Try to eliminate interruptions — by other people, email, your phone, or poking around the Internet — but don’t tell yourself that you can only work with complete peace and quiet.
I loved this point from an article, I read. I thought about how I to achieve this in my schedule.
Easy DND - Do Not Disturb mode. Switch this on and all the unnecessary calls, messages, internet based distractions are all off. Use a pomodoro® technique by using a timer to focus on the (writing) task at hand.
Definition of distraction
1: something that distracts : an object that directs one’s attention away from something else
turned off her phone to limit distractions

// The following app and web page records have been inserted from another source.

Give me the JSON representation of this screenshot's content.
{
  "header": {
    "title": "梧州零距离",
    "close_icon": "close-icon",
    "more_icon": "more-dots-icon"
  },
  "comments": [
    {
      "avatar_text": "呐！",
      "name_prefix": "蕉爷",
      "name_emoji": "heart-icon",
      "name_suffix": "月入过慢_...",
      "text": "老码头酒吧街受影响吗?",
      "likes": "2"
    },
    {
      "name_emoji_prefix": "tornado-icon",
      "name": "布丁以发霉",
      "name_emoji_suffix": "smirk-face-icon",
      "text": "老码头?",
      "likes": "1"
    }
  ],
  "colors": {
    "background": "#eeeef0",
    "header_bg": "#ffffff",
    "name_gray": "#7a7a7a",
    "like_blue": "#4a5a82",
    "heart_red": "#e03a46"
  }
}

Source - Merriam Webster’s
This is the dictionary definition of distraction. Not so earth shattering, but look at the example for usage in a sentence.
Source - https://en.wikipedia.org/wiki/Arjuna

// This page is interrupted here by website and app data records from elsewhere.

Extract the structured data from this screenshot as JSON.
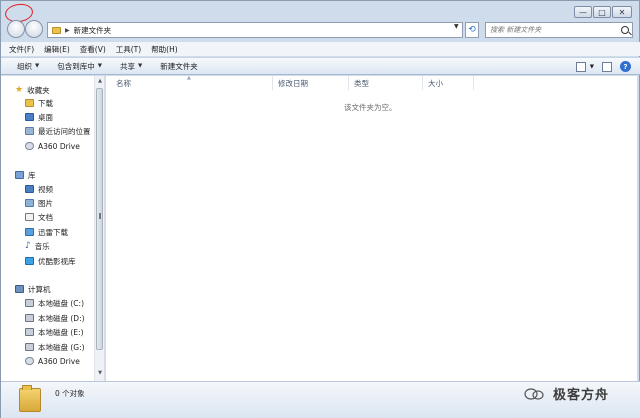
{
  "window": {
    "controls": {
      "minimize": "—",
      "maximize": "□",
      "close": "✕"
    }
  },
  "address_bar": {
    "path": "新建文件夹",
    "search_placeholder": "搜索 新建文件夹"
  },
  "menu": [
    "文件(F)",
    "编辑(E)",
    "查看(V)",
    "工具(T)",
    "帮助(H)"
  ],
  "commands": [
    {
      "label": "组织",
      "has_dropdown": true
    },
    {
      "label": "包含到库中",
      "has_dropdown": true
    },
    {
      "label": "共享",
      "has_dropdown": true
    },
    {
      "label": "新建文件夹",
      "has_dropdown": false
    }
  ],
  "nav_tree": {
    "favorites": {
      "label": "收藏夹",
      "items": [
        "下载",
        "桌面",
        "最近访问的位置",
        "A360 Drive"
      ]
    },
    "libraries": {
      "label": "库",
      "items": [
        "视频",
        "图片",
        "文档",
        "迅雷下载",
        "音乐",
        "优酷影视库"
      ]
    },
    "computer": {
      "label": "计算机",
      "items": [
        "本地磁盘 (C:)",
        "本地磁盘 (D:)",
        "本地磁盘 (E:)",
        "本地磁盘 (G:)",
        "A360 Drive"
      ]
    }
  },
  "columns": [
    "名称",
    "修改日期",
    "类型",
    "大小"
  ],
  "empty_message": "该文件夹为空。",
  "status": {
    "item_count": "0 个对象"
  },
  "watermark": {
    "text": "极客方舟",
    "logo": "wechat-logo"
  },
  "icons": {
    "back": "back-arrow-icon",
    "forward": "forward-arrow-icon",
    "search": "search-icon",
    "help": "help-icon"
  },
  "colors": {
    "window_frame": "#cfdcec",
    "annotation": "#e02020",
    "folder": "#e8c24a",
    "accent": "#2f6fcf"
  }
}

Let me distract you for a while now. This photo is of a statue of Arjuna (in Bali, Indonesia), a character from Mahabharatha. He was given a task of shooting at the eye of a parrot. When asked to described what he saw, by his guru Dronacharya, Arjuna said that he saw the parrot’s eye and nothing else. Of course, his brothers and his cousins described everything around the parrot, but not Arjuna.

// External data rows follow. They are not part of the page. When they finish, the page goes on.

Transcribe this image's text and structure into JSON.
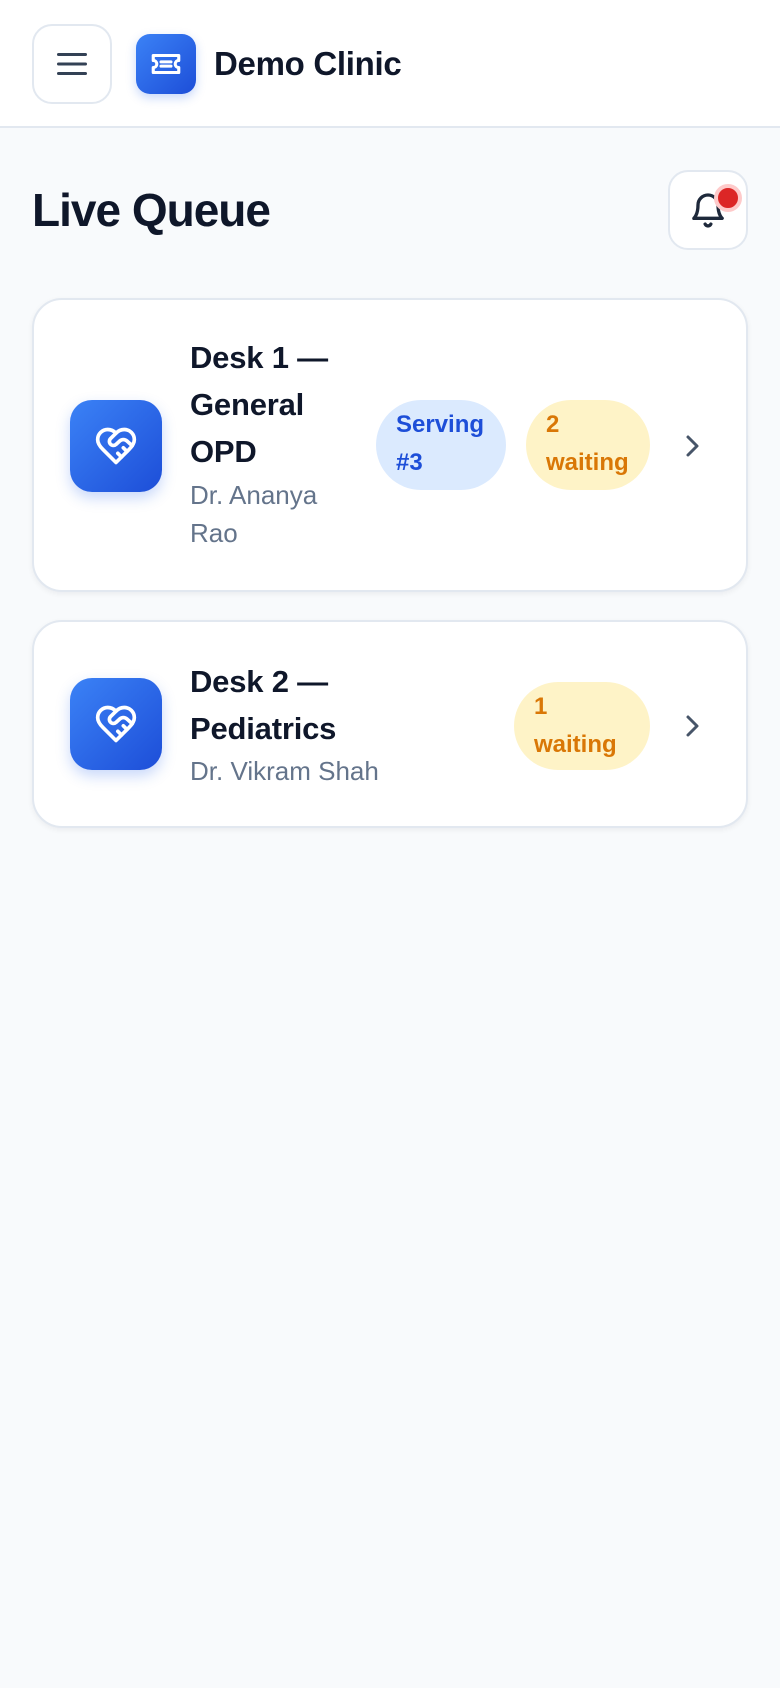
{
  "header": {
    "menu_icon": "hamburger-menu-icon",
    "brand_icon": "ticket-icon",
    "brand_name": "Demo Clinic"
  },
  "page": {
    "title": "Live Queue",
    "notification_icon": "bell-icon",
    "has_unread_notification": true
  },
  "desks": [
    {
      "icon": "heart-handshake-icon",
      "name": "Desk 1 — General OPD",
      "doctor": "Dr. Ananya Rao",
      "serving": "Serving #3",
      "waiting": "2 waiting"
    },
    {
      "icon": "heart-handshake-icon",
      "name": "Desk 2 — Pediatrics",
      "doctor": "Dr. Vikram Shah",
      "waiting": "1 waiting"
    }
  ],
  "colors": {
    "accent": "#2563eb",
    "serving_bg": "#dbeafe",
    "serving_text": "#1d4ed8",
    "waiting_bg": "#fef3c7",
    "waiting_text": "#d97706",
    "notification_dot": "#dc2626",
    "background": "#f8fafc"
  }
}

Steps to eliminate distractions
So, how do we get this extraordinary focus in any task, particularly writing?
First step, as you saw in the Merriam-Webster’s definition, switch off the phone or put it on DND or Do Not Disturb.
So, if you go with that mode, your brain starts wondering - but what about emergencies?
Android has this amazing option, where it allows certain things to be allowed even in DND mode, like calls from your favourite numbers. So, favourite your loved ones' numbers.
But, how do I prevent myself from going online and spending hours on “research” while writing?
A tomato to the rescue.
In Italian, a tomato is called pomodoro. Francesco Cirillo (https://francescocirillo.com) invented a timer based technique to get to a Arjuna-parrot-eye level of focus. Francesco’s solution - a simple kitchen timer.
How does the technique work? Set a timer (I set it for 45 minutes) for some pre-determined time and focus on your work (writing). The ticking timer brings the much needed focus.
Francesco suggests that we even think and measure our tasks in pomodoros.
I’ve extensively used this technique and I have never been in a (tomato) soup. Ok, bad joke. :)
- Switch off or DND your phone
- Set favourites on, so that they may reach you in case of emergencies (not urgency, but emergency)
- Think of which task you want to focus on
- Set timer for, say, 45 minutes
- Start working till the timer goes off
If someone distracts you, point them at a timer and say, “I am in the middle of a pomodoro, I’ll get back to you soon.”
Now, finish that book you have been meaning to write!